== Data under study ==

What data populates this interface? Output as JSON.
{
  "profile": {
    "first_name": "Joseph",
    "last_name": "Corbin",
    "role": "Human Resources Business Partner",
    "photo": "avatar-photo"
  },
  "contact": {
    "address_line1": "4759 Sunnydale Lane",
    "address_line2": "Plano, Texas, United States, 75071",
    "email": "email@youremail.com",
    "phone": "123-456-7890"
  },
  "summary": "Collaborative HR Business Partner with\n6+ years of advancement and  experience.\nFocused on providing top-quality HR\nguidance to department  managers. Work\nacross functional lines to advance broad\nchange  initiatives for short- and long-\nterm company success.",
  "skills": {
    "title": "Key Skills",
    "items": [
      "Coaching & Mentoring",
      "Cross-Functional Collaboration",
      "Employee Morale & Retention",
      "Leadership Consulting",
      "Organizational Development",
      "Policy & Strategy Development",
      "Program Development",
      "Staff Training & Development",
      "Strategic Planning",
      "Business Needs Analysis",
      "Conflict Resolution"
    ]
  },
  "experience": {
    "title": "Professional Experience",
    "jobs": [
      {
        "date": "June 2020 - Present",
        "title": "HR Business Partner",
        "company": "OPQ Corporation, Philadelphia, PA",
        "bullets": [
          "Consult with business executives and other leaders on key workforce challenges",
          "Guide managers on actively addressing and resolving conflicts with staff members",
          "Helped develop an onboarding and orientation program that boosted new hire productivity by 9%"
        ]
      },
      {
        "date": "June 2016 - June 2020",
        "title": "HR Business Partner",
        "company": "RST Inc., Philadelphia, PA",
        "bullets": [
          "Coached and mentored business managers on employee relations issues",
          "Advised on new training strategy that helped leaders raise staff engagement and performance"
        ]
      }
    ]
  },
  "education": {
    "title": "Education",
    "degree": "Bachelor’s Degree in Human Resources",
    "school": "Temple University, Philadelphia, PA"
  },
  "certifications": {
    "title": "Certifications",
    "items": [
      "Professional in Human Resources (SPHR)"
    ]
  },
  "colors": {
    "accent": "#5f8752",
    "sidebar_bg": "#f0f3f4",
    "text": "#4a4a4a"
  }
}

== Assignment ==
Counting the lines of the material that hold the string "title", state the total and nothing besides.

== Solution to this task ==
6